Art of Theory: Under the influence of your methodology, a number of scholars including some of your former students have sought to put religion back in the picture as a crucial part of the intellectual context in which texts must be understood. You yourself have emphasized the importance of theology in the Foundations of Modern Political Thought. Yet you’ve been criticized in your later work for downplaying the importance of religious considerations. What do you make of these criticisms?
Skinner: Yes, a very interesting point to me because I think I’ve been insensitive to it. One of the most extraordinary things to anyone of my age is the re-sacrilizing of the world. If you were brought up on Weberian—to say nothing of Marxist—social philosophy, then the secularization image of modernity was absolutely central to our self-image. And that has gone into reverse in a way that completely mystifies me.

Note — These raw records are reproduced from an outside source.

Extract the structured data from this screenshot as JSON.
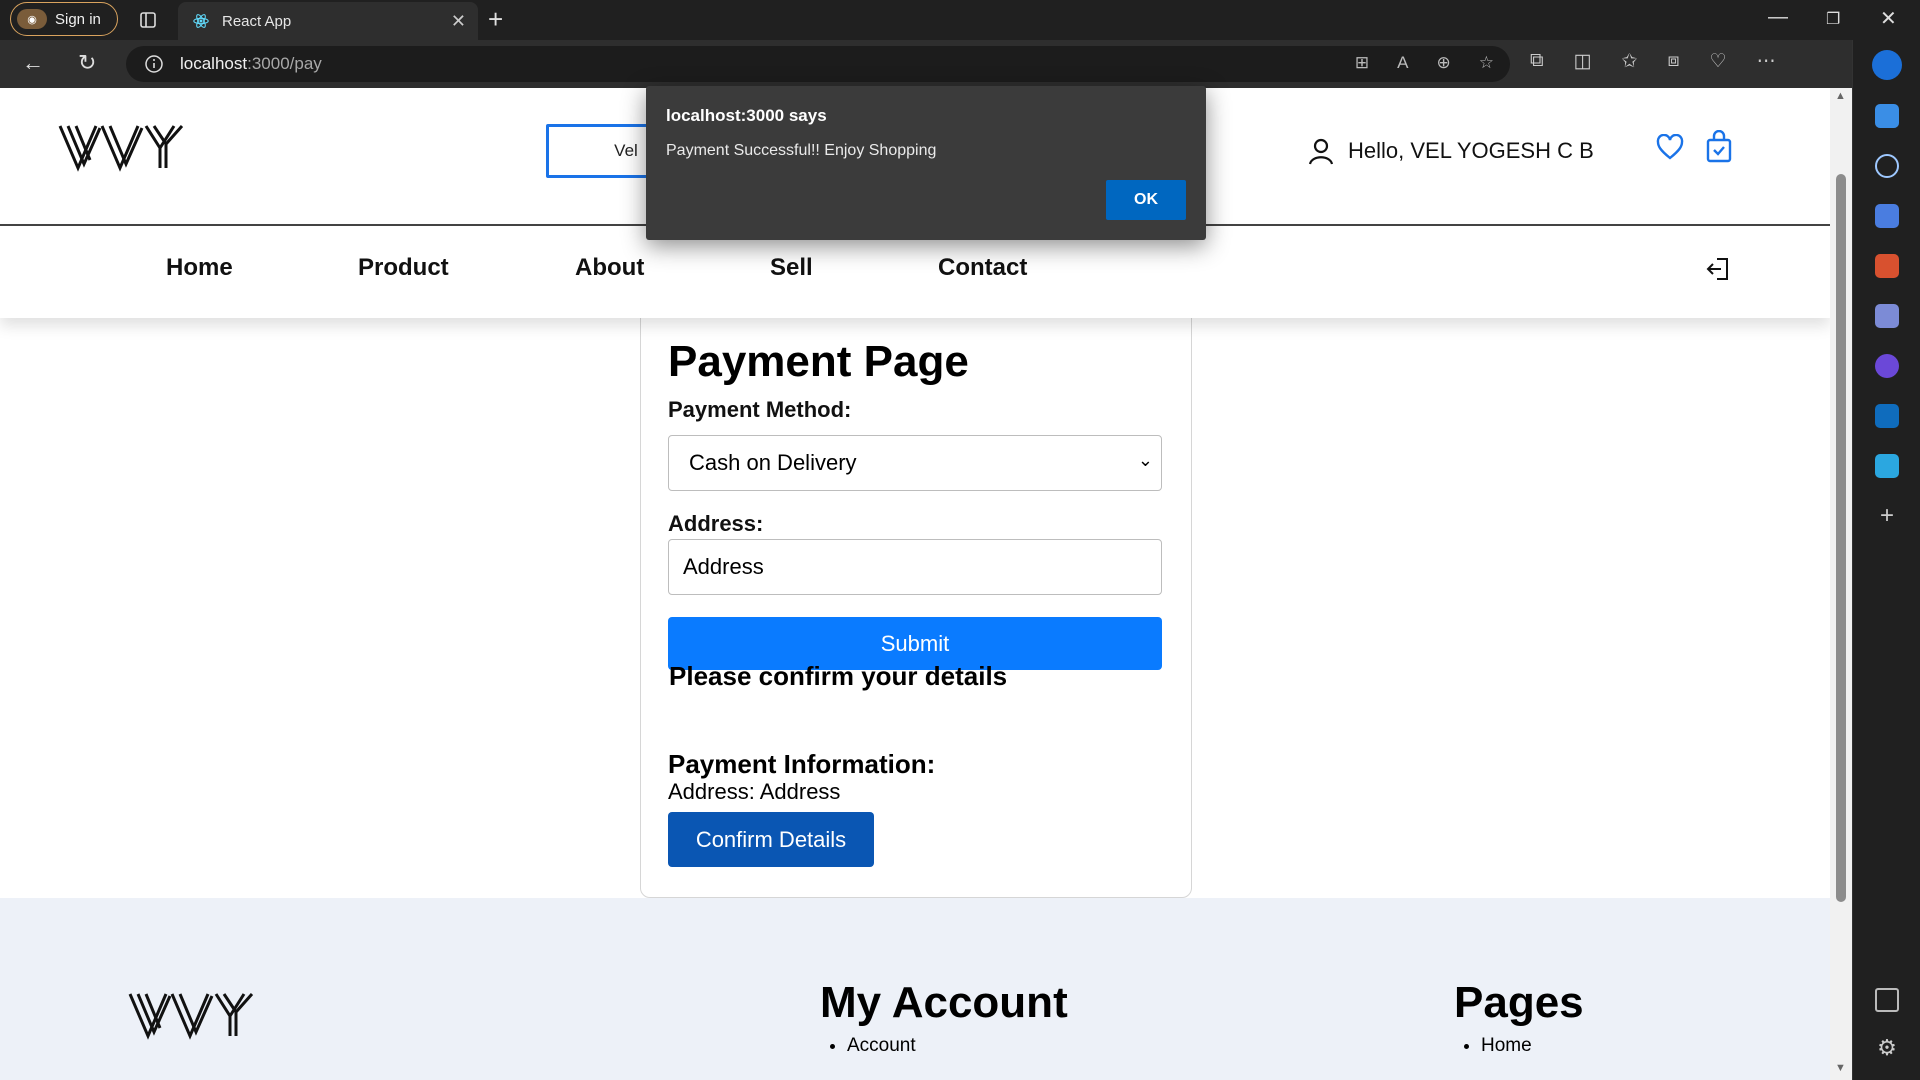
{
  "browser": {
    "signin_label": "Sign in",
    "tab_title": "React App",
    "url_host": "localhost",
    "url_path": ":3000/pay"
  },
  "header": {
    "search_value": "Vel",
    "greeting": "Hello, VEL YOGESH C B"
  },
  "nav": {
    "items": [
      "Home",
      "Product",
      "About",
      "Sell",
      "Contact"
    ]
  },
  "payment": {
    "title": "Payment Page",
    "method_label": "Payment Method:",
    "method_value": "Cash on Delivery",
    "address_label": "Address:",
    "address_value": "Address",
    "submit_label": "Submit",
    "confirm_prompt": "Please confirm your details",
    "info_heading": "Payment Information:",
    "info_address": "Address: Address",
    "confirm_button": "Confirm Details"
  },
  "footer": {
    "col1_title": "My Account",
    "col1_items": [
      "Account"
    ],
    "col2_title": "Pages",
    "col2_items": [
      "Home"
    ]
  },
  "dialog": {
    "title": "localhost:3000 says",
    "message": "Payment Successful!! Enjoy Shopping",
    "ok_label": "OK"
  },
  "colors": {
    "primary_button": "#0a7bff",
    "confirm_button": "#0a56b3",
    "search_border": "#1a73e8",
    "dialog_ok": "#0067c0"
  }
}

It’s true that in the Foundations of Modern Political Thought book there’s a great deal of theology and a great deal of discussion of religious principles in relation to political change. There are chapters which are entirely about Lutheran, Calvinist, and Scholastic theology, and I try to tell a story in which they are intimately meshed with politics. I can remember, when I was writing that book that my wife, Sue [James], said she began to worry that I was going to become a convert! So I certainly don’t feel that I underplayed the role of religion in that text, although so important has religion become to people’s sensibilities again in our time that that is something that is widely said about it.

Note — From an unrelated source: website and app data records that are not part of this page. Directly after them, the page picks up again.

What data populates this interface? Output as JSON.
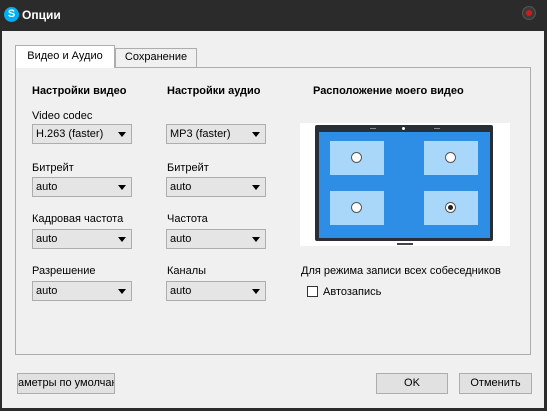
{
  "window": {
    "title": "Опции",
    "app_icon": "skype-icon",
    "close_icon": "close-icon"
  },
  "tabs": [
    {
      "label": "Видео и Аудио",
      "active": true
    },
    {
      "label": "Сохранение",
      "active": false
    }
  ],
  "video": {
    "heading": "Настройки видео",
    "codec_label": "Video codec",
    "codec_value": "H.263 (faster)",
    "bitrate_label": "Битрейт",
    "bitrate_value": "auto",
    "framerate_label": "Кадровая частота",
    "framerate_value": "auto",
    "resolution_label": "Разрешение",
    "resolution_value": "auto"
  },
  "audio": {
    "heading": "Настройки аудио",
    "codec_value": "MP3 (faster)",
    "bitrate_label": "Битрейт",
    "bitrate_value": "auto",
    "frequency_label": "Частота",
    "frequency_value": "auto",
    "channels_label": "Каналы",
    "channels_value": "auto"
  },
  "placement": {
    "heading": "Расположение моего видео",
    "selected_position": "bottom-right",
    "all_participants_label": "Для режима записи всех собеседников",
    "autorecord_label": "Автозапись",
    "autorecord_checked": false
  },
  "buttons": {
    "defaults_label": "аметры по умолчан",
    "ok_label": "OK",
    "cancel_label": "Отменить"
  },
  "colors": {
    "titlebar": "#2b2b2b",
    "screen": "#2e8ee6",
    "quadrant": "#a8d7f9"
  }
}
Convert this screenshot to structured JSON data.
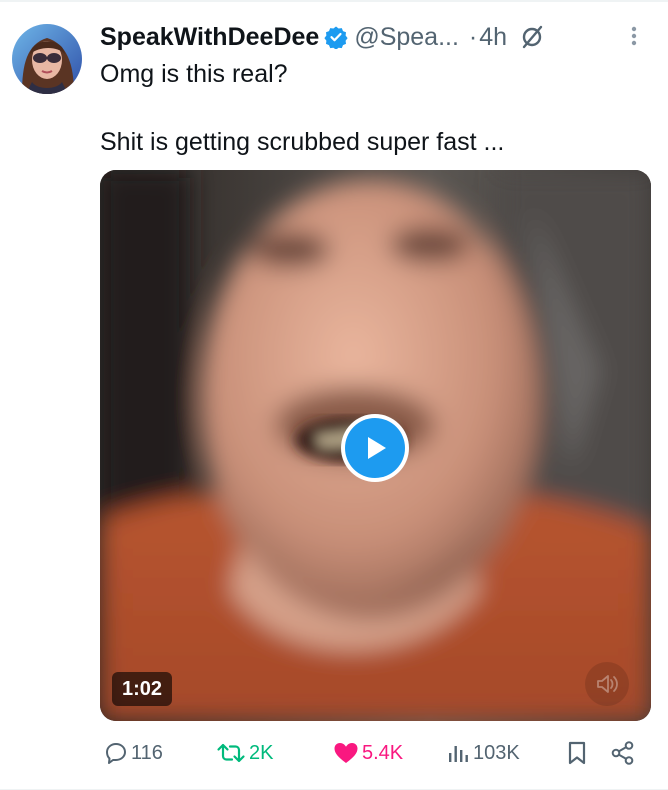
{
  "tweet": {
    "display_name": "SpeakWithDeeDee",
    "handle": "@Spea...",
    "dot": "·",
    "time": "4h",
    "text_line_1": "Omg is this real?",
    "text_line_2": "Shit is getting scrubbed super fast ...",
    "verified": true
  },
  "media": {
    "type": "video",
    "duration": "1:02",
    "muted": true
  },
  "actions": {
    "replies": "116",
    "reposts": "2K",
    "likes": "5.4K",
    "views": "103K"
  },
  "colors": {
    "brand_blue": "#1d9bf0",
    "repost_green": "#00ba7c",
    "like_pink": "#f91880",
    "secondary_text": "#536471",
    "primary_text": "#0f1419"
  },
  "icons": {
    "verified": "verified-badge-icon",
    "grok": "grok-icon",
    "more": "more-vertical-icon",
    "reply": "reply-icon",
    "repost": "repost-icon",
    "like": "heart-filled-icon",
    "views": "views-chart-icon",
    "bookmark": "bookmark-icon",
    "share": "share-icon",
    "play": "play-icon",
    "volume": "volume-muted-icon"
  }
}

As to my more recent work, I am conscious and even self-conscious about the fact that I do try to focus my historical attention on issues in respect of which my feelings about religion and theology don’t have to obtrude.

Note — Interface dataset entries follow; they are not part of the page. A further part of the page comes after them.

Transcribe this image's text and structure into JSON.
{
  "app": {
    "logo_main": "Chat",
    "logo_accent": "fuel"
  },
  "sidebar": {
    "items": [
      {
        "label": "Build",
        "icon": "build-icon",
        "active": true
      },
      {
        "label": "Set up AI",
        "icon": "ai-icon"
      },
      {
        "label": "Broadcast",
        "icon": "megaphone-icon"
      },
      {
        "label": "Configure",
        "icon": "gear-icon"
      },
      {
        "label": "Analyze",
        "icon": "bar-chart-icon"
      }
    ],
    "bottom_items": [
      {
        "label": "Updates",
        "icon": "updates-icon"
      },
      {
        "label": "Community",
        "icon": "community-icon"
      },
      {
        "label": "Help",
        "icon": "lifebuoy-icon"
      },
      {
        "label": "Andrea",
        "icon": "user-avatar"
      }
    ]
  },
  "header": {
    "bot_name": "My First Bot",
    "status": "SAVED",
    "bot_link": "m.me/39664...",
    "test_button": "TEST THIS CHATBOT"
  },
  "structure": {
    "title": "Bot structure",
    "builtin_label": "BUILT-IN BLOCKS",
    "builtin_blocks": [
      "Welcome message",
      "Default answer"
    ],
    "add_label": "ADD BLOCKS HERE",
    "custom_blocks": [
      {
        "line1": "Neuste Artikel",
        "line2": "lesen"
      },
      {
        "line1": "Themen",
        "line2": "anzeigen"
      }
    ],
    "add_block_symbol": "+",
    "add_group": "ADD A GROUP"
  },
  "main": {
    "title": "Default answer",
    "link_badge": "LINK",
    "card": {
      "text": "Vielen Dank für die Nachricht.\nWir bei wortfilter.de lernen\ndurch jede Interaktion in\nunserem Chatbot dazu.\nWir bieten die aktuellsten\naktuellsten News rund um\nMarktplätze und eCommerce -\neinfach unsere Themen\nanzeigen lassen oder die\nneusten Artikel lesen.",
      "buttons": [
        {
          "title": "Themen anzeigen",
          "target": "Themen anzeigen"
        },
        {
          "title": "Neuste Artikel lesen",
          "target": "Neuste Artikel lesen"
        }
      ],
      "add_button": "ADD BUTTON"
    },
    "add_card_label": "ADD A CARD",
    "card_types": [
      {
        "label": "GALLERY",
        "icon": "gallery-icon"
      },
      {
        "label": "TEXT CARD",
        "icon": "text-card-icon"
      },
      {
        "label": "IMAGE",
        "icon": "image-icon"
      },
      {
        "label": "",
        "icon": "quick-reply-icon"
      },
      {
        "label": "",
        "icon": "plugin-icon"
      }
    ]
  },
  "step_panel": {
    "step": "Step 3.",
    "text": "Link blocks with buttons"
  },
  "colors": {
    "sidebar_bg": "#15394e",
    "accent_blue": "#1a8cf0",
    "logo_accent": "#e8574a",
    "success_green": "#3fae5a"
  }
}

I am not a religious person. Of course, that doesn’t mean I am not a spiritual person. I really resent the assumption that you are not a spiritual person unless you are a religious person. But I have no religious beliefs and much worse than that, I’m a kind of boring atheist.
I think there are two kinds of interesting atheists. There are those who think like Feuerbach, that religion is the deformation of very deep human feelings and aspirations. Or else, there are those who think that although religion may be false, it may be very useful as a binding force in society, in the way that someone like Hobbes thinks. I just think that, as far as I can see, there is no good reason to espouse any of the tenets of the religious hypothesis in any of the forms that I know of it. For me, it’s nothing but nonsense.
That’s what I mean by being a boring atheist, and in consequence I’m not very interested in the history of religion. It’s difficult to be interested in the history of something that you think is nonsense.
Monday, October 01, 2012
History, nonsense and atheists (interesting and boring)
Not least because I'm someone whose new historical project focuses on an aspect of religious history, there were several parts of this interview with historian Quentin Skinner where I found myself nodding.